return to top


Responsibilities and roles are clearly defined in the Controller's Office areas. This information is published for the community on our web pages, beginning with the directory of CAO Offices on, which includes the names of supervisors of operating units. A variety of operational measurements are compiled and reviewed by the different units, and summary operational dollar and transaction volumes metrics are collected monthly. For example, the Controller's Office continues to monitor and log all issues sent to the electronic mail list and review purchasing transactions for compliance with MIT and federal policies.

We worked with internal organizations to "insource" work to them where they had more expertise and could provide more cost-effective service. We also contracted management of our copiers and procurement of standard paper in NE49 to Copy Tech and our daily courier runs to Mail Services. To date, these have been successful collaborations.

Representative Metrics

The following selection of metrics gives an idea of the volume of FY2003 transactions in various operational units in the Controller's Office.

Volume of Payments During FY2003 (# in thousands)

  Non-PO Invoices PO Invoices VIP Credit Card Travel Vouchers Payroll Payments Pension Payroll (excl. lump sums)
  # $M # $M # $M # $M # $M # $M
Campus 90 $264 200 $764 126 $25 29 $28 291 $568 66 $94
Lincoln -- -- 93 $174 -- -- 7 $2 60 $194 -- --
Total 90 $264 293 $938 126 $25 36 $30 351 $762 66 $94

At the end of FY2003, there were 34,999 active cost objects in SAP, comprising 5,744 cost centers, 23,381 internal orders, and 5,874 WBS elements. Approximately 365,000 financial transfers were done via SAP journal voucher, totaling almost individual 360,000 line items. More than 18,000 items of equipment were tagged by the campus and Lincoln Laboratory property offices. This year, there was a record high number of VIP credit card procurement transactions, averaging about $2 million per month. Paper requisitions were reduced from 13 percent to 9 percent of all requisitions received, meaning that 91 percent of our purchasing transactions are done electronically.

return to top

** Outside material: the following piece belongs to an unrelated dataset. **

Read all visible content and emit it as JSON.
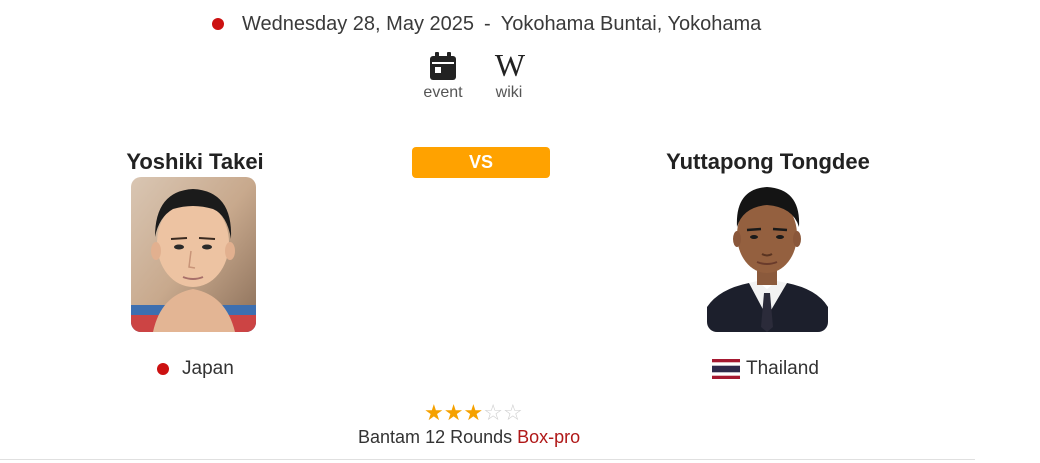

This year the Lincoln Property Office conducted a workshop on the new property system at the SAP User Group (ASUG) meeting in New Orleans. Controller's Office staff members make significant contributions to industry groups such as the Boston Consortium, Masco, the National Association of College and University Business Officers, the Massachusetts Higher Education Consortium, the American Payroll Association, and the National Property Management Association. In addition, the Lincoln Fiscal Office participated again in 2003 in a Business Services Benchmarking analysis, comparing key indicators of Lincoln Laboratory with those of three peer organizations, two other federally funded research and development centers (FFRDCs) and one university affiliated research center (UARC). The objective of this annual effort is to understand the factors that influence the way a business function is performed and contribute to the practices, complexity, and cost of the function.

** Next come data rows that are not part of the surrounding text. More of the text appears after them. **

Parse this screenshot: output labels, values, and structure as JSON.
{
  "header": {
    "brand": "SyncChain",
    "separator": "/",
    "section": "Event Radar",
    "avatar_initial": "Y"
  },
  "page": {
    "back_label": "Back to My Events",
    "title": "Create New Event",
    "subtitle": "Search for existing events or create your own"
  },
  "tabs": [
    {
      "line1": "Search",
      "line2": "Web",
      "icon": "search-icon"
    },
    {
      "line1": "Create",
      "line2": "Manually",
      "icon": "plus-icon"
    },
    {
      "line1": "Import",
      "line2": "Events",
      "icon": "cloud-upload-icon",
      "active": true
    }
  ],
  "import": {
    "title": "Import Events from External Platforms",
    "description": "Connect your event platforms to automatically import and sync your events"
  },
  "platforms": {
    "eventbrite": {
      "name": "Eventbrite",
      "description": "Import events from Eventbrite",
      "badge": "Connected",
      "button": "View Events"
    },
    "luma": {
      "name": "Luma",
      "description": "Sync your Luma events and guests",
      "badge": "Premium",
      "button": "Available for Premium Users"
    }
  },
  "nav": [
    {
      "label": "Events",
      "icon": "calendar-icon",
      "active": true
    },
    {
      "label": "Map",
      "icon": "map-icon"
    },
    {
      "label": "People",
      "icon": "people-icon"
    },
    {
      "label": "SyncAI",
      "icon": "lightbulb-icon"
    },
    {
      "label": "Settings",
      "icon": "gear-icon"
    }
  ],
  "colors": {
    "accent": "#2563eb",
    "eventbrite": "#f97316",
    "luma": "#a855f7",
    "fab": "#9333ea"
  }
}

This year, Controller's Office staff continued teaching a course called Fundamentals of Financial Management, which was developed in 2002 in collaboration with Financial Systems Services and three fiscal officers from MIT research labs and academic departments. This course for fiscal officers in departments, laboratories, and centers is now offered on a regular schedule.

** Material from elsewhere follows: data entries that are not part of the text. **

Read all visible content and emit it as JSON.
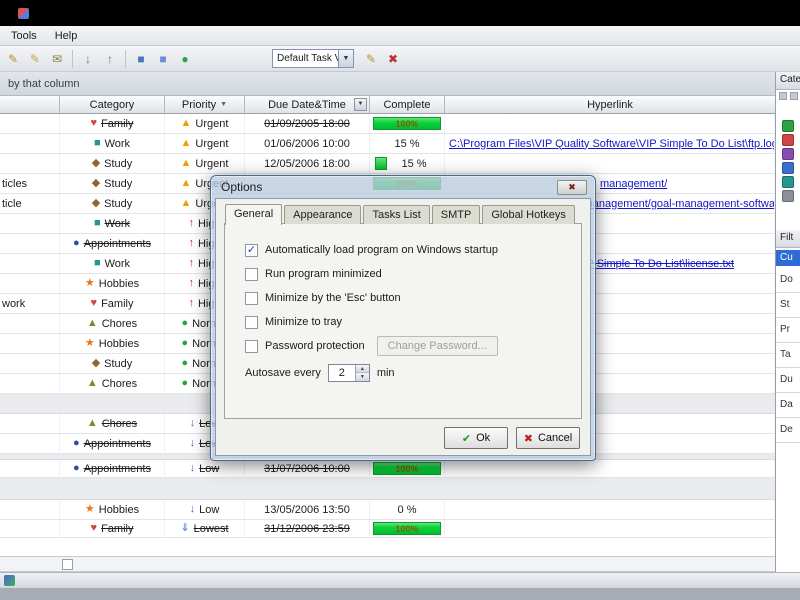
{
  "menubar": {
    "items": [
      "Tools",
      "Help"
    ]
  },
  "toolbar": {
    "combo_value": "Default Task V",
    "icons": [
      {
        "name": "new-task-icon",
        "glyph": "✎",
        "color": "#b8912a"
      },
      {
        "name": "edit-task-icon",
        "glyph": "✎",
        "color": "#c9a23a"
      },
      {
        "name": "mail-icon",
        "glyph": "✉",
        "color": "#8a7a40"
      },
      {
        "name": "move-down-icon",
        "glyph": "↓",
        "color": "#667788"
      },
      {
        "name": "move-up-icon",
        "glyph": "↑",
        "color": "#667788"
      },
      {
        "name": "panel-view-icon",
        "glyph": "■",
        "color": "#4878c0"
      },
      {
        "name": "grid-view-icon",
        "glyph": "■",
        "color": "#6890d0"
      },
      {
        "name": "refresh-icon",
        "glyph": "●",
        "color": "#2aa343"
      }
    ],
    "after_icons": [
      {
        "name": "edit-filter-icon",
        "glyph": "✎",
        "color": "#b8912a"
      },
      {
        "name": "delete-filter-icon",
        "glyph": "✖",
        "color": "#c03030"
      }
    ]
  },
  "group_bar": {
    "text": "by that column"
  },
  "table": {
    "headers": {
      "category": "Category",
      "priority": "Priority",
      "due": "Due Date&Time",
      "complete": "Complete",
      "hyperlink": "Hyperlink"
    },
    "category_icons": {
      "Family": {
        "glyph": "♥",
        "color": "#d04545"
      },
      "Work": {
        "glyph": "■",
        "color": "#27968f"
      },
      "Study": {
        "glyph": "◆",
        "color": "#8a6a2a"
      },
      "Appointments": {
        "glyph": "●",
        "color": "#3a4a9a"
      },
      "Hobbies": {
        "glyph": "★",
        "color": "#e07820"
      },
      "Chores": {
        "glyph": "▲",
        "color": "#7a8a2e"
      }
    },
    "priority_icons": {
      "Urgent": {
        "glyph": "▲",
        "color": "#f59a00"
      },
      "High": {
        "glyph": "↑",
        "color": "#d03020"
      },
      "Normal": {
        "glyph": "●",
        "color": "#2aa343"
      },
      "Low": {
        "glyph": "↓",
        "color": "#3a6fd0"
      },
      "Lowest": {
        "glyph": "⇓",
        "color": "#3a6fd0"
      }
    },
    "rows": [
      {
        "category": "Family",
        "category_done": true,
        "priority": "Urgent",
        "due": "01/09/2005 18:00",
        "due_done": true,
        "complete": {
          "type": "bar",
          "text": "100%"
        }
      },
      {
        "category": "Work",
        "priority": "Urgent",
        "due": "01/06/2006 10:00",
        "complete": {
          "type": "text",
          "text": "15 %"
        },
        "link": {
          "text": "C:\\Program Files\\VIP Quality Software\\VIP Simple To Do List\\ftp.log"
        }
      },
      {
        "category": "Study",
        "priority": "Urgent",
        "due": "12/05/2006 18:00",
        "complete": {
          "type": "bartext",
          "text": "15 %"
        }
      },
      {
        "name": "ticles",
        "category": "Study",
        "priority": "Urgent",
        "complete": {
          "type": "bar",
          "text": "100%"
        },
        "link": {
          "text": "management/",
          "offset": 155
        }
      },
      {
        "name": "ticle",
        "category": "Study",
        "priority": "Urgent",
        "link": {
          "text": "s/management/goal-management-software",
          "offset": 130
        }
      },
      {
        "category": "Work",
        "category_done": true,
        "priority": "High"
      },
      {
        "category": "Appointments",
        "category_done": true,
        "priority": "High"
      },
      {
        "category": "Work",
        "priority": "High",
        "link": {
          "text": "t\\VIP Simple To Do List\\license.txt",
          "offset": 125,
          "done": true
        }
      },
      {
        "category": "Hobbies",
        "priority": "High"
      },
      {
        "name": "work",
        "category": "Family",
        "priority": "High"
      },
      {
        "category": "Chores",
        "priority": "Normal"
      },
      {
        "category": "Hobbies",
        "priority": "Normal"
      },
      {
        "category": "Study",
        "priority": "Normal"
      },
      {
        "category": "Chores",
        "priority": "Normal"
      },
      {
        "type": "spacer",
        "h": 20
      },
      {
        "category": "Chores",
        "category_done": true,
        "priority": "Low",
        "priority_done": true
      },
      {
        "category": "Appointments",
        "category_done": true,
        "priority": "Low",
        "priority_done": true
      },
      {
        "type": "spacer",
        "h": 6
      },
      {
        "category": "Appointments",
        "category_done": true,
        "priority": "Low",
        "priority_done": true,
        "due": "31/07/2006 10:00",
        "due_done": true,
        "complete": {
          "type": "bar",
          "text": "100%"
        },
        "h": 18
      },
      {
        "type": "spacer",
        "h": 22
      },
      {
        "category": "Hobbies",
        "priority": "Low",
        "due": "13/05/2006 13:50",
        "complete": {
          "type": "text",
          "text": "0 %"
        }
      },
      {
        "category": "Family",
        "category_done": true,
        "priority": "Lowest",
        "priority_done": true,
        "due": "31/12/2006 23:59",
        "due_done": true,
        "complete": {
          "type": "bar",
          "text": "100%"
        },
        "h": 18
      }
    ]
  },
  "sidebar": {
    "categories_title": "Cate",
    "category_colors": [
      "#2aa343",
      "#d04545",
      "#8a4ab0",
      "#3a6fd0",
      "#27968f",
      "#8a8f98"
    ],
    "filter_title": "Filt",
    "selected_item": "Cu",
    "items": [
      "Do",
      "St",
      "Pr",
      "Ta",
      "Du",
      "Da",
      "De"
    ]
  },
  "dialog": {
    "title": "Options",
    "close_glyph": "✖",
    "tabs": [
      "General",
      "Appearance",
      "Tasks List",
      "SMTP",
      "Global Hotkeys"
    ],
    "checkboxes": [
      {
        "label": "Automatically load program on Windows startup",
        "checked": true
      },
      {
        "label": "Run program minimized",
        "checked": false
      },
      {
        "label": "Minimize by the 'Esc' button",
        "checked": false
      },
      {
        "label": "Minimize to tray",
        "checked": false
      },
      {
        "label": "Password protection",
        "checked": false,
        "button": "Change Password..."
      }
    ],
    "autosave_label": "Autosave every",
    "autosave_value": "2",
    "autosave_unit": "min",
    "ok_label": "Ok",
    "cancel_label": "Cancel"
  }
}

James L. Morgan

More information about the Office of the Controller can be found on the web at,,, and


return to top
Table of Contents